“Housing insecurity, gun violence, and public education are big issues that can often feel beyond our comprehension, but I believe that in Lil’ Rhody any issue that is not beyond our measure is not beyond our control. For example, we know that several hundred folks will be experiencing homelessness this winter. Here in Providence, we know their faces and names.
“Let’s work steadfastly to eradicate homelessness in Rhode Island. Just like the recent slew of laws passed by the General Assembly will make it easier to build new units and the creation of a stand-alone state housing agency will harness the housing resources of our state in a focused and intentional manner, the state’s purchase of the Charlesgate Nursing Facility for use as temporary housing is a strong step forward in confronting Rhode Island’s housing crisis.

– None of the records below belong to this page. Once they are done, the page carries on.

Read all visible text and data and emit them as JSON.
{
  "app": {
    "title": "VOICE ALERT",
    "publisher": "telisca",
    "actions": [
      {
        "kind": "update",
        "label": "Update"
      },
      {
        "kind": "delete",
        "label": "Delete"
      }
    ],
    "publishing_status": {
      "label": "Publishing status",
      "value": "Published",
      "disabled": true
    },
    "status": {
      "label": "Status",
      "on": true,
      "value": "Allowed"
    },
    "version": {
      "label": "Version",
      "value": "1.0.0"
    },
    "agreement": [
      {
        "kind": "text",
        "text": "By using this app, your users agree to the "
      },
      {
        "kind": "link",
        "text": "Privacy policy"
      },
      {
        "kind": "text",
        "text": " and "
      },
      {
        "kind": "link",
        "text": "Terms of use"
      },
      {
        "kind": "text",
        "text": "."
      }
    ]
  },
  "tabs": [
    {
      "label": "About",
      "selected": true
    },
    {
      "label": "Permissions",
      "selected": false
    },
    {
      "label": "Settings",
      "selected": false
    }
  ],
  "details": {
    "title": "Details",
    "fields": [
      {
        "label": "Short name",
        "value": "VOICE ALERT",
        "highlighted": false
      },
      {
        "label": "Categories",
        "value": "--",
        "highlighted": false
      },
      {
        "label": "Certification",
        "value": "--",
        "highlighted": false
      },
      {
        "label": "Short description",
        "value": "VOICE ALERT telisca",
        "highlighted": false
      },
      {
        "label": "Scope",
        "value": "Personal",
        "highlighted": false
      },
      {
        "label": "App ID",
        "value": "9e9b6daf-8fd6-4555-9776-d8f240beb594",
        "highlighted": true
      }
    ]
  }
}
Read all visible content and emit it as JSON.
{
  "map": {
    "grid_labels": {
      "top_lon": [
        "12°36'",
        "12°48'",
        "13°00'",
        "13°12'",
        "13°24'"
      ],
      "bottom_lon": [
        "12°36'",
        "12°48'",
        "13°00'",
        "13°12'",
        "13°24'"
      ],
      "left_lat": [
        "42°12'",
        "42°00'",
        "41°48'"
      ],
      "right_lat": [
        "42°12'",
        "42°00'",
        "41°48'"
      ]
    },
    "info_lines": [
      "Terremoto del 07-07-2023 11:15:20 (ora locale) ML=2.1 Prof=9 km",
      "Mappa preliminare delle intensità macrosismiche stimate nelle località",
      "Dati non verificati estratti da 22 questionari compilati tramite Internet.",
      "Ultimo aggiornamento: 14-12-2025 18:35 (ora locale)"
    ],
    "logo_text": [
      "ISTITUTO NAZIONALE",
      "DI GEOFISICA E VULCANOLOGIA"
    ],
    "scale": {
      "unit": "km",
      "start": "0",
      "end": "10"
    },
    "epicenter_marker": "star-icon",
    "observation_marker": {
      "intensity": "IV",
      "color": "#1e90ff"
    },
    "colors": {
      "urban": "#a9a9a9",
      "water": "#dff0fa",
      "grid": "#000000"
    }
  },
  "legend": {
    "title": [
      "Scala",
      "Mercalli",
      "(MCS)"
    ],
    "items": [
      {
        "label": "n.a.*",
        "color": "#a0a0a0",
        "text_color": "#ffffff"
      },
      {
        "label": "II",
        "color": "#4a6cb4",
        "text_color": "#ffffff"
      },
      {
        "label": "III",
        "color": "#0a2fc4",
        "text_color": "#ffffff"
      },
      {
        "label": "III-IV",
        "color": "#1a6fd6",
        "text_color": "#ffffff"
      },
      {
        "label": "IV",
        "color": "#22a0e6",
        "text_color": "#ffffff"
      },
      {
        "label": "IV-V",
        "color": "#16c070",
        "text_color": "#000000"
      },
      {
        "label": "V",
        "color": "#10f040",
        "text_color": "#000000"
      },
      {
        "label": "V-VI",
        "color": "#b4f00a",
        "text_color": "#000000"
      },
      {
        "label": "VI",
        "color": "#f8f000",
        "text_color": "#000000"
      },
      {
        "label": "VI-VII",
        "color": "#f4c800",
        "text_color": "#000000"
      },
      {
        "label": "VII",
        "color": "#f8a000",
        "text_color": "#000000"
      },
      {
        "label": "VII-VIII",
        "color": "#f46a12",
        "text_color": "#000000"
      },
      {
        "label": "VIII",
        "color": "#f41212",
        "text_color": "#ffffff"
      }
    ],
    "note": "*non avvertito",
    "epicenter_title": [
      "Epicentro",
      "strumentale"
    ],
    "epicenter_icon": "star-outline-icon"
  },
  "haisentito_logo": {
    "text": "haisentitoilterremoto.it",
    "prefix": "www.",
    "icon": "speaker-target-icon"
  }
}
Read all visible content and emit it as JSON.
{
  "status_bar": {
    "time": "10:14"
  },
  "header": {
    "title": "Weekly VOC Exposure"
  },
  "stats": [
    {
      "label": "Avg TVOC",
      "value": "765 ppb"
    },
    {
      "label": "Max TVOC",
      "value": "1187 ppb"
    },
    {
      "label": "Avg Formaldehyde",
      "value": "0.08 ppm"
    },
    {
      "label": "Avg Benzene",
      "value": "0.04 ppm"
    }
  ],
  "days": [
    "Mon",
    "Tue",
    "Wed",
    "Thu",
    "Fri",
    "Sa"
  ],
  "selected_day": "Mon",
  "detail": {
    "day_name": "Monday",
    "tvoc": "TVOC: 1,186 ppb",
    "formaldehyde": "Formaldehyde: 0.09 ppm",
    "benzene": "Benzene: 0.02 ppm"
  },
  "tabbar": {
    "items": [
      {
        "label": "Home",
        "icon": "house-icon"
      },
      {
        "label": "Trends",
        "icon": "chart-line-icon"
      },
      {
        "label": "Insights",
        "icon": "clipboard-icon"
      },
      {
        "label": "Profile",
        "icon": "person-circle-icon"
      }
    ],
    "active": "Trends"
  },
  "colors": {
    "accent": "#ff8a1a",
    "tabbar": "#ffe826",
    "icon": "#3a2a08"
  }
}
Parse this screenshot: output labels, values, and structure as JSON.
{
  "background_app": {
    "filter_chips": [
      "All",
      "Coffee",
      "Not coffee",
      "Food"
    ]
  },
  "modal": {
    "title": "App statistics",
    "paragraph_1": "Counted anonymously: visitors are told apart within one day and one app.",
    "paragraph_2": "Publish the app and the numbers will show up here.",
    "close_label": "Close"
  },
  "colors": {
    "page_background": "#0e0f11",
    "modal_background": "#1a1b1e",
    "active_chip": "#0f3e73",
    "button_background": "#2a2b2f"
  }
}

No matter whether you are struggling to pay your rent, make your mortgage, or find a place to crash for the night, let’s all recognize that these feelings of angst are derivative of the common problem of housing insecurity and work together earnestly to address it.”
KEN NAYLOR, comms director for Gerry Leonard’s CD1 campaign: “Despite facing formidable odds in one of the most gerrymandered districts in the country, Gerry was able to secure wins in pivotal areas of Rhode Island. Notably, Woonsocket underscored potential legislative pick-up opportunities for the Republican Party in Rhode Island. Gerry’s accomplishments thus laid the groundwork for the party to capitalize on these gains, positioning Woonsocket as [a] crucial battleground for future legislative victories.”
KICKER: A recent NYT poll found Donald Trump leading Joe Biden in five critical states. But Democrats had a pretty good election day on last Tuesday. What emerges when voters’ concerns about Biden’s age and anxiety and GOP-backed moves against abortion rights get thrown in a blender? Get ready for a very unpredictable 2024.
Ian Donnis can be reached at firstname.lastname@example.org.